The People’s Assembly Health Committee recommended that Mubarak be transferred to Tora Prison Hospital like other prisoners. However, he was not transferred and continued to be detained in the International Medical Center.
Where Mubarak could be imprisoned if found guilty:
Some experts believe that as a military officer Mubarak would spend his prison sentence in a military prison. His lawyer, Farid al-Deeb, has focused on the fact that the Mubarak is still an army lieutenant, based on Article 1 and 3 of Law No. 35 of 1979 which says that leaders in the October War victory are considered to be in military service until the end of their lives, and, if they are appointed in civilian posts, as was the case with Mubarak, they should return to their military service following the end of their term of office.
Other experts pointed out that according to Article 123 of the Code of the Military Judiciary, if a judge issued a final verdict against Mubarak, a consequential punishment that should affect Mubarak as a military officer is expulsion from military service and deprivation of all military awards and ranks. In this case, he would be treated as a civilian and could spend his prison sentence in a civilian prison.

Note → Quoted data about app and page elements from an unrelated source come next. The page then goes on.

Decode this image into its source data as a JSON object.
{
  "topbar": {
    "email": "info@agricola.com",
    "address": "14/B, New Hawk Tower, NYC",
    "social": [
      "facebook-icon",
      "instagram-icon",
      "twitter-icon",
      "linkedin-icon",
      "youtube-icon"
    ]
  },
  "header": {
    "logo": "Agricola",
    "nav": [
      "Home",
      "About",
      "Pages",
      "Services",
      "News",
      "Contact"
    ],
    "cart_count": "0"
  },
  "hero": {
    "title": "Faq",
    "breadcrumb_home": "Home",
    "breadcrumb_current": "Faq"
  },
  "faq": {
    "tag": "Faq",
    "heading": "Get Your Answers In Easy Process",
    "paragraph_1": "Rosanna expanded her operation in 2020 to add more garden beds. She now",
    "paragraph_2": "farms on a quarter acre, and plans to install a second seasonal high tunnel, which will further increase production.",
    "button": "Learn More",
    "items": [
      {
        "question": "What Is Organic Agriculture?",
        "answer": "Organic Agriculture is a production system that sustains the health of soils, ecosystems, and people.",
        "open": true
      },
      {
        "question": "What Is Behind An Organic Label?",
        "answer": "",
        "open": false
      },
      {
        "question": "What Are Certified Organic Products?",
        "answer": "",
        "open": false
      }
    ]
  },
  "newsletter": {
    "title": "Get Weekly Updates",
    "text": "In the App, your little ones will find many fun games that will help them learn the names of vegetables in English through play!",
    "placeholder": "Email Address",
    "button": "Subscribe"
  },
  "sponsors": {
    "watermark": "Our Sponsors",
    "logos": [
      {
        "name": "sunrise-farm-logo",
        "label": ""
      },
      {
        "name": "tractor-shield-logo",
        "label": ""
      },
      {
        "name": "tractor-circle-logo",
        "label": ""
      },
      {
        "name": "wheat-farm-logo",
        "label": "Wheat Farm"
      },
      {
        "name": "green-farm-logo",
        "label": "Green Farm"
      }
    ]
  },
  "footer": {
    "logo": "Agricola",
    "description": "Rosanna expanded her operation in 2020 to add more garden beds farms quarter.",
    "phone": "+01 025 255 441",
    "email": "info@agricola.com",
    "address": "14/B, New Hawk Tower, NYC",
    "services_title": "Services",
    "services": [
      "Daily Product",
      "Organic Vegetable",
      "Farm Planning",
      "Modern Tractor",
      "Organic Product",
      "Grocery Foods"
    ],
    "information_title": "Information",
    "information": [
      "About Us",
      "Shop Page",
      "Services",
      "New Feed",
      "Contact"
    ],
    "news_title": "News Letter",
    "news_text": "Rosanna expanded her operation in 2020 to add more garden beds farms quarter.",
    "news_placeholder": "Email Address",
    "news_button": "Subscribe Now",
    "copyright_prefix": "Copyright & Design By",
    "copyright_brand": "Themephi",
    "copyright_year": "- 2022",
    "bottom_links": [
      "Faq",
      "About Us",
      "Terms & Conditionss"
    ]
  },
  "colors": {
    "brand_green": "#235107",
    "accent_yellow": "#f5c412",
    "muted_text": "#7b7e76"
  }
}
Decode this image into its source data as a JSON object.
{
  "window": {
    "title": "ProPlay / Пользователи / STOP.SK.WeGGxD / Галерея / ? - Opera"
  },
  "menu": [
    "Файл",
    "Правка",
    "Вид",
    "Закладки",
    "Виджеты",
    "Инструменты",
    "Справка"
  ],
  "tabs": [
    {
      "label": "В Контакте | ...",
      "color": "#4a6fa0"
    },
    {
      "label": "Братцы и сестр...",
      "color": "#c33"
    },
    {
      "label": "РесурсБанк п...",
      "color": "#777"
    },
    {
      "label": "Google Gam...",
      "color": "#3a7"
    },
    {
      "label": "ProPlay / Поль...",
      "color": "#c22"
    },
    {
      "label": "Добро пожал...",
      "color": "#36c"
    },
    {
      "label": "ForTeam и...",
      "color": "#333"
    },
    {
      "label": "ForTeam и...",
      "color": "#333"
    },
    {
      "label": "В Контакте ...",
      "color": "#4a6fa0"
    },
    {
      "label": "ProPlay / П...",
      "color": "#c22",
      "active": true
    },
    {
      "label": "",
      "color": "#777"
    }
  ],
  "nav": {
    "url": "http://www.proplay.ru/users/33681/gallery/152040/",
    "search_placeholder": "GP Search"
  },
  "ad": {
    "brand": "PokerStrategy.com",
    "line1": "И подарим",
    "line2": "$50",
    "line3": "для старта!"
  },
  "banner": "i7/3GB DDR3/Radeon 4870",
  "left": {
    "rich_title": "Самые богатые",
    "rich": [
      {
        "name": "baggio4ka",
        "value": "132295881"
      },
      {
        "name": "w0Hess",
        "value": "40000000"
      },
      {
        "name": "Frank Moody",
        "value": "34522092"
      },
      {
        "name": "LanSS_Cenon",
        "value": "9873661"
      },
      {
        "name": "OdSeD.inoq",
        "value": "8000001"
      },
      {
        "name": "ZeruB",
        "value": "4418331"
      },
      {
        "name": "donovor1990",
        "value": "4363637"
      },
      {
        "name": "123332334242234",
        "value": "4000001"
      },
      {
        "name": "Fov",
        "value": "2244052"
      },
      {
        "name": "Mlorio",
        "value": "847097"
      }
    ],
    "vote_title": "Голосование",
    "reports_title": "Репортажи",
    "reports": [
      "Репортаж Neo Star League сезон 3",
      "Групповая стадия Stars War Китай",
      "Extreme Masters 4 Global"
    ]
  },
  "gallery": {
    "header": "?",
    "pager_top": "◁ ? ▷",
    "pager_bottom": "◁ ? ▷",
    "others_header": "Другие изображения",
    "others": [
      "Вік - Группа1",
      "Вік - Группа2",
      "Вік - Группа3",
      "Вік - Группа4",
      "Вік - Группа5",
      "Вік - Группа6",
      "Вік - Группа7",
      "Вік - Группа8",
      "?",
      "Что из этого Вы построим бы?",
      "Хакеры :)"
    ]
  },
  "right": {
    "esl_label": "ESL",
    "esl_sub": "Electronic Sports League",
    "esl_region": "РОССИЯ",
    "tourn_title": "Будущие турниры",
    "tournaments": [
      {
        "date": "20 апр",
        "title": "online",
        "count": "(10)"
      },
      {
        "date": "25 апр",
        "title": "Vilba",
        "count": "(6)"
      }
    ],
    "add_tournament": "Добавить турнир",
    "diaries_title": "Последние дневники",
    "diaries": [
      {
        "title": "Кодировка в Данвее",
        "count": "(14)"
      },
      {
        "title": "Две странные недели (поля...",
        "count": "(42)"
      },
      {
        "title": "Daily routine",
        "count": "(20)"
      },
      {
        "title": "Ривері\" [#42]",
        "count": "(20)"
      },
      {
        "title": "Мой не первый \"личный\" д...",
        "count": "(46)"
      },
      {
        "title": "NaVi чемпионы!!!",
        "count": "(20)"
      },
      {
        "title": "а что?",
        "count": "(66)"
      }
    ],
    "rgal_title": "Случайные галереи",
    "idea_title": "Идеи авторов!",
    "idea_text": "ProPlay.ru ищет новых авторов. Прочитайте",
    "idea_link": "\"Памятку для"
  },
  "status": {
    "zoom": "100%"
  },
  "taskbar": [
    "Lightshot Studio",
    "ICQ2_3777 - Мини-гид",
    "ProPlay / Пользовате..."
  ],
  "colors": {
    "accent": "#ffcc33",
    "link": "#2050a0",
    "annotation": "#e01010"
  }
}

Place of trial:
After considering different suggestions about where to hold the trial (including the Exhibition Land in Nasr City), the trial was held in the Police Academy, previously Mubarak Academy, in the Fifth Settlement in New Cairo. The trial was held in Hall 1, a lecture hall in the main building of the academy.
The Arab Contractors Company prepared the hall and the dock. An iron fence was built to divide the room intp two parts so as to separate Mubarak’s supporters and the defendant’s families from the martyrs’ and injured peoples’ families.
Preparing the court room cost several million pounds, some estimated it at LE6 million.
Both the armed forces and the Interior Ministry took part in securing the trial.
More than 20 armored vehicles belonging to the Interior Ministry and 3,000 officers and soldiers from the Central Security Forces were deployed outside the academy.
The armed forces were responsible for imposing a security cordon at the entrances of the academy and checking the permits of those allowed to attend the trial. Dogs, metal detectors and x-rays were used to inspect the attendees, who left their mobile phones with security before entering the academy.
A landing pad was prepared for the helicopter that transported Mubarak between the medical center and the court.
The court was prepared to receive about 600 people including the lawyers and the defendants’ families. Journalists and reporters allowed to attend the trial obtained permits from the head of the Cairo Court of Appeals after providing a formal letter from the General Authority for Information stating the name of the newspaper or media outlet they represent.
The first and second sessions of the trial were broadcasted live on television after Refaat announced in a press conference he would allow the trial to be aired on state TV. However, in the second session, Refaat decided to ban broadcasts of the trial to protect public interests. Starting from 5 September, sessions were not broadcasted.
The prosecution’s argument:
Suleiman presented the first part of the argument in which he described Mubarak as a pharaoh and a despot who wreaked havoc on the land. He added that Mubarak dedicated the last decade of his rule to achieving personal interests and committing a sin not committed by any of Egypt’s former presidents — forging the will of the people and spoiling political life as part of a hereditary succession project.
Suleiman, Khater and Hussein all made arguments about the killing of protesters. They recited the testimonies of eyewitnesses and the circumstances surrounding the deaths. They demanded the death penalty for all the defendants.
Hussein argued the portion of the case that dealt with financial crimes.
The defense’s argument:
Farid al-Deeb, who represented the Mubaraks, denied Mubarak’s responsibility for killing protesters and held the Supreme Council of Armed Forces responsible as the armed forces were deployed in streets on 28 January 2011.
Deeb also argued that Mubarak is still president of the republic and that his resignation was invalid.